Today, I am thankful for Martin Luther King, Jr.
This morning, T and I brave the cold and snow and tour the neighborhood and park. The snow blows in from the south. Big, fluffy flakes.
We complete our first loop around the park. As we begin our second lap, I notice that the snow has already filled in my footprints and T's paw prints. Lost in thought, I didn't realize the snowfall was that heavy.
I think about many things while T sniffs around the freshly flocked fir tree before pulling me towards the children's playground. The weather. My various writing projects. How M is "enjoying" his team's morning practice in the snow. And, of course, Martin Luther King, Jr.
In my minds eye, I hear Dr. King speaking, his voice conveying power and authority, his eloquent words expressing universal messages that speak to my heart.
The local PBS station celebrates Dr. King by broadcasting an excerpt from one of his speeches. Not the famous, "I have a dream" speech, however. Rather, a timely exhortation.

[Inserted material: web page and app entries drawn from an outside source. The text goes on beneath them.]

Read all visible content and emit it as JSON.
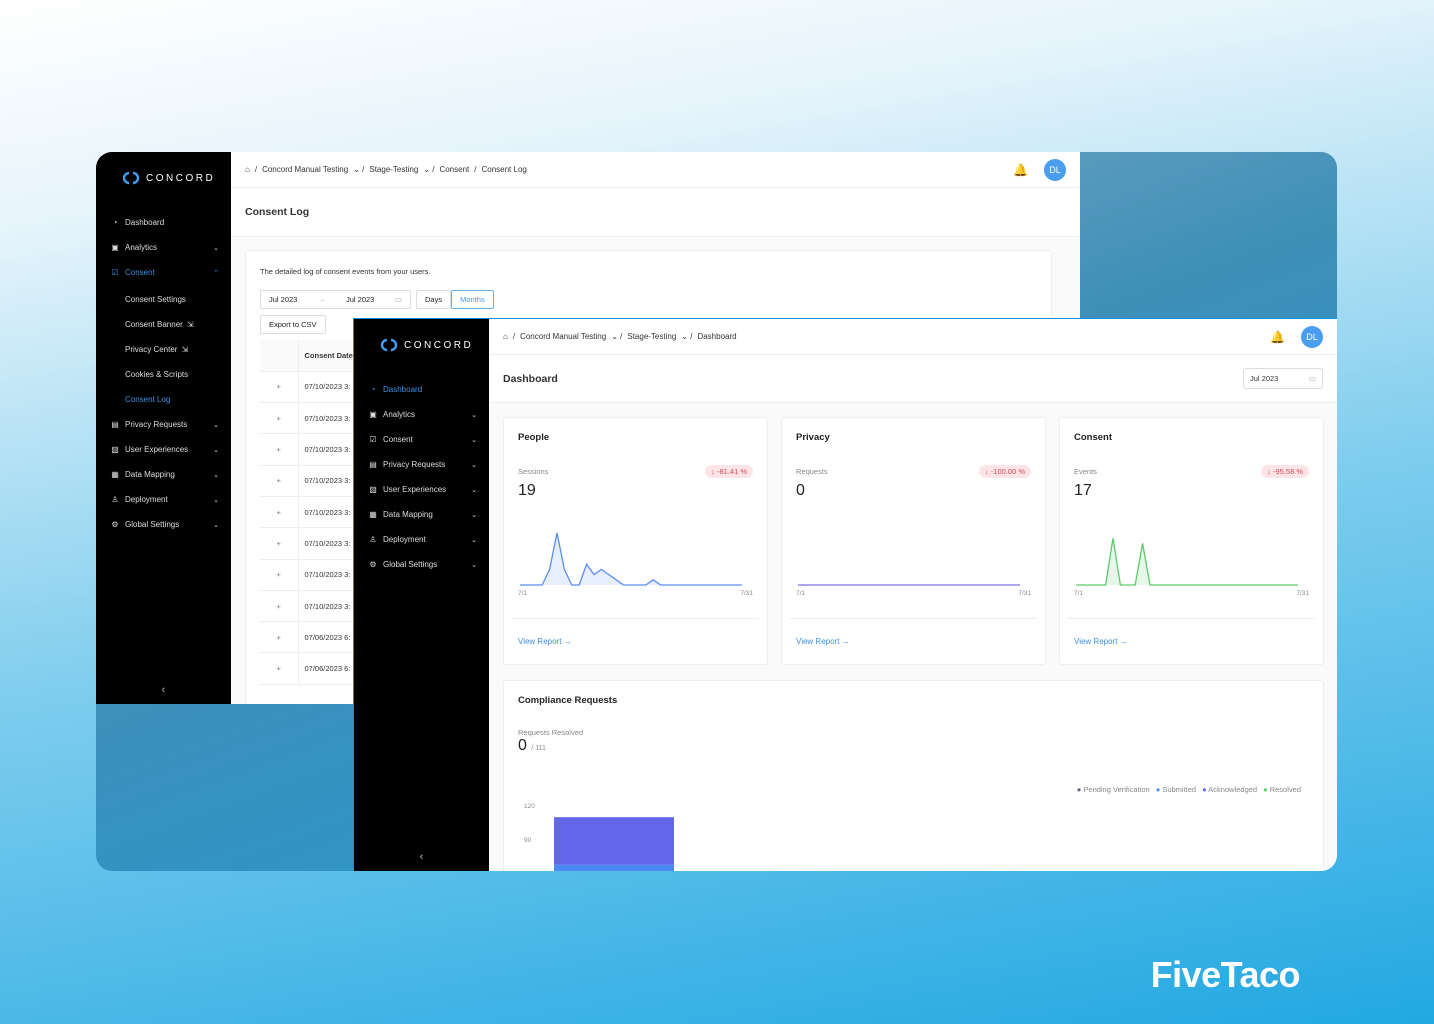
{
  "brand": "FiveTaco",
  "logo": "CONCORD",
  "back": {
    "breadcrumb": [
      "Concord Manual Testing",
      "Stage-Testing",
      "Consent",
      "Consent Log"
    ],
    "avatar": "DL",
    "title": "Consent Log",
    "description": "The detailed log of consent events from your users.",
    "range_start": "Jul 2023",
    "range_end": "Jul 2023",
    "toggle": [
      "Days",
      "Months"
    ],
    "toggle_selected": "Months",
    "export": "Export to CSV",
    "column": "Consent Date",
    "rows": [
      "07/10/2023 3:",
      "07/10/2023 3:",
      "07/10/2023 3:",
      "07/10/2023 3:",
      "07/10/2023 3:",
      "07/10/2023 3:",
      "07/10/2023 3:",
      "07/10/2023 3:",
      "07/06/2023 6:",
      "07/06/2023 6:"
    ],
    "nav": [
      {
        "label": "Dashboard",
        "icon": "dashboard-icon"
      },
      {
        "label": "Analytics",
        "icon": "analytics-icon",
        "chev": "⌄"
      },
      {
        "label": "Consent",
        "icon": "consent-icon",
        "chev": "⌃",
        "active": true,
        "children": [
          {
            "label": "Consent Settings"
          },
          {
            "label": "Consent Banner",
            "ext": true
          },
          {
            "label": "Privacy Center",
            "ext": true
          },
          {
            "label": "Cookies & Scripts"
          },
          {
            "label": "Consent Log",
            "active": true
          }
        ]
      },
      {
        "label": "Privacy Requests",
        "icon": "privacy-requests-icon",
        "chev": "⌄"
      },
      {
        "label": "User Experiences",
        "icon": "user-experiences-icon",
        "chev": "⌄"
      },
      {
        "label": "Data Mapping",
        "icon": "data-mapping-icon",
        "chev": "⌄"
      },
      {
        "label": "Deployment",
        "icon": "deployment-icon",
        "chev": "⌄"
      },
      {
        "label": "Global Settings",
        "icon": "settings-icon",
        "chev": "⌄"
      }
    ]
  },
  "front": {
    "breadcrumb": [
      "Concord Manual Testing",
      "Stage-Testing",
      "Dashboard"
    ],
    "avatar": "DL",
    "title": "Dashboard",
    "date": "Jul 2023",
    "nav": [
      {
        "label": "Dashboard",
        "icon": "dashboard-icon",
        "active": true
      },
      {
        "label": "Analytics",
        "icon": "analytics-icon",
        "chev": "⌄"
      },
      {
        "label": "Consent",
        "icon": "consent-icon",
        "chev": "⌄"
      },
      {
        "label": "Privacy Requests",
        "icon": "privacy-requests-icon",
        "chev": "⌄"
      },
      {
        "label": "User Experiences",
        "icon": "user-experiences-icon",
        "chev": "⌄"
      },
      {
        "label": "Data Mapping",
        "icon": "data-mapping-icon",
        "chev": "⌄"
      },
      {
        "label": "Deployment",
        "icon": "deployment-icon",
        "chev": "⌄"
      },
      {
        "label": "Global Settings",
        "icon": "settings-icon",
        "chev": "⌄"
      }
    ],
    "kpis": [
      {
        "title": "People",
        "label": "Sessions",
        "value": "19",
        "change": "-81.41 %",
        "color": "#5b8def",
        "x_start": "7/1",
        "x_end": "7/31",
        "link": "View Report"
      },
      {
        "title": "Privacy",
        "label": "Requests",
        "value": "0",
        "change": "-100.00 %",
        "color": "#7b72e6",
        "x_start": "7/1",
        "x_end": "7/31",
        "link": "View Report"
      },
      {
        "title": "Consent",
        "label": "Events",
        "value": "17",
        "change": "-95.58 %",
        "color": "#5cc96a",
        "x_start": "7/1",
        "x_end": "7/31",
        "link": "View Report"
      }
    ],
    "compliance": {
      "title": "Compliance Requests",
      "label": "Requests Resolved",
      "resolved": "0",
      "total": "/ 111",
      "legend": [
        {
          "name": "Pending Verification",
          "color": "#5f6478"
        },
        {
          "name": "Submitted",
          "color": "#4a8af0"
        },
        {
          "name": "Acknowledged",
          "color": "#6366e8"
        },
        {
          "name": "Resolved",
          "color": "#5cc96a"
        }
      ],
      "yticks": [
        "120",
        "90"
      ]
    }
  },
  "chart_data": [
    {
      "type": "area",
      "title": "People",
      "x_start": "7/1",
      "x_end": "7/31",
      "values": [
        0,
        0,
        0,
        0,
        3,
        10,
        3,
        0,
        0,
        4,
        2,
        3,
        2,
        1,
        0,
        0,
        0,
        0,
        1,
        0,
        0,
        0,
        0,
        0,
        0,
        0,
        0,
        0,
        0,
        0,
        0
      ]
    },
    {
      "type": "line",
      "title": "Privacy",
      "x_start": "7/1",
      "x_end": "7/31",
      "values": [
        0,
        0,
        0,
        0,
        0,
        0,
        0,
        0,
        0,
        0,
        0,
        0,
        0,
        0,
        0,
        0,
        0,
        0,
        0,
        0,
        0,
        0,
        0,
        0,
        0,
        0,
        0,
        0,
        0,
        0,
        0
      ]
    },
    {
      "type": "area",
      "title": "Consent",
      "x_start": "7/1",
      "x_end": "7/31",
      "values": [
        0,
        0,
        0,
        0,
        0,
        9,
        0,
        0,
        0,
        8,
        0,
        0,
        0,
        0,
        0,
        0,
        0,
        0,
        0,
        0,
        0,
        0,
        0,
        0,
        0,
        0,
        0,
        0,
        0,
        0,
        0
      ]
    },
    {
      "type": "bar",
      "title": "Compliance Requests",
      "stacked": true,
      "ylim": [
        0,
        120
      ],
      "yticks": [
        90,
        120
      ],
      "series": [
        {
          "name": "Submitted",
          "values": [
            69
          ]
        },
        {
          "name": "Acknowledged",
          "values": [
            42
          ]
        }
      ]
    }
  ]
}
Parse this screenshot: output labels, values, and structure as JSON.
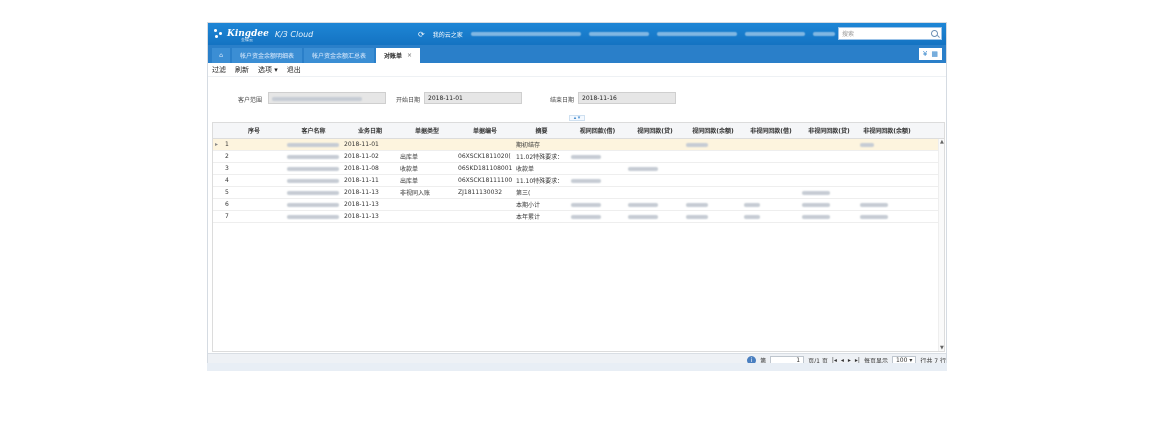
{
  "header": {
    "brand": "Kingdee",
    "product": "K/3 Cloud",
    "brand_sub": "金蝶云",
    "nav_label": "我的云之家",
    "search_placeholder": "搜索"
  },
  "tabs": [
    {
      "label": "帐户资金余额明细表"
    },
    {
      "label": "帐户资金余额汇总表"
    },
    {
      "label": "对账单",
      "active": true
    }
  ],
  "toolbar": {
    "filter": "过滤",
    "refresh": "刷新",
    "options": "选项",
    "exit": "退出"
  },
  "filters": {
    "customer_label": "客户范围",
    "start_label": "开始日期",
    "start_value": "2018-11-01",
    "end_label": "结束日期",
    "end_value": "2018-11-16"
  },
  "grid": {
    "columns": [
      "序号",
      "客户名称",
      "业务日期",
      "单据类型",
      "单据编号",
      "摘要",
      "视同回款(借)",
      "视同回款(贷)",
      "视同回款(余额)",
      "非视同回款(借)",
      "非视同回款(贷)",
      "非视同回款(余额)"
    ],
    "rows": [
      {
        "no": "1",
        "date": "2018-11-01",
        "type": "",
        "code": "",
        "summary": "期初结存"
      },
      {
        "no": "2",
        "date": "2018-11-02",
        "type": "出库单",
        "code": "06XSCK1811020(",
        "summary": "11.02特殊要求："
      },
      {
        "no": "3",
        "date": "2018-11-08",
        "type": "收款单",
        "code": "06SKD181108001",
        "summary": "收款单"
      },
      {
        "no": "4",
        "date": "2018-11-11",
        "type": "出库单",
        "code": "06XSCK18111100",
        "summary": "11.10特殊要求："
      },
      {
        "no": "5",
        "date": "2018-11-13",
        "type": "非视同入账",
        "code": "ZJ1811130032",
        "summary": "第三("
      },
      {
        "no": "6",
        "date": "2018-11-13",
        "type": "",
        "code": "",
        "summary": "本期小计"
      },
      {
        "no": "7",
        "date": "2018-11-13",
        "type": "",
        "code": "",
        "summary": "本年累计"
      }
    ]
  },
  "pager": {
    "page_prefix": "第",
    "page_value": "1",
    "page_suffix": "页/1 页",
    "per_page_label": "每页显示",
    "per_page_value": "100",
    "total": "行共 7 行"
  }
}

Whatever your life's work is, do it well. Even if it does not fall in the category of one of the so-called big professions, do it well. As one college president said, "A man should do his job so well that the living, the dead, and the unborn could do it no better." If it falls your lot to be a street sweeper, sweep streets like Michelangelo painted pictures, like Shakespeare wrote poetry, like Beethoven composed music; sweep streets so well that all the host of Heaven and earth will have to pause and say, "Here lived a great street sweeper, who swept his job well." As Douglas Mallock says:
If you can't be a pine on the top of the hill
Be a scrub in the valley--but be
The best little scrub by the side of the hill,
Be a bush if you can't be a tree.
If you can't be a highway just be a trail
If you can't be the sun be a star;
It isn't by size that you win or fail--
Be the best of whatever you are
~Martin Luther King, Jr.
3 December 1956, Montgomery, Alabama
For this blessing, I am grateful.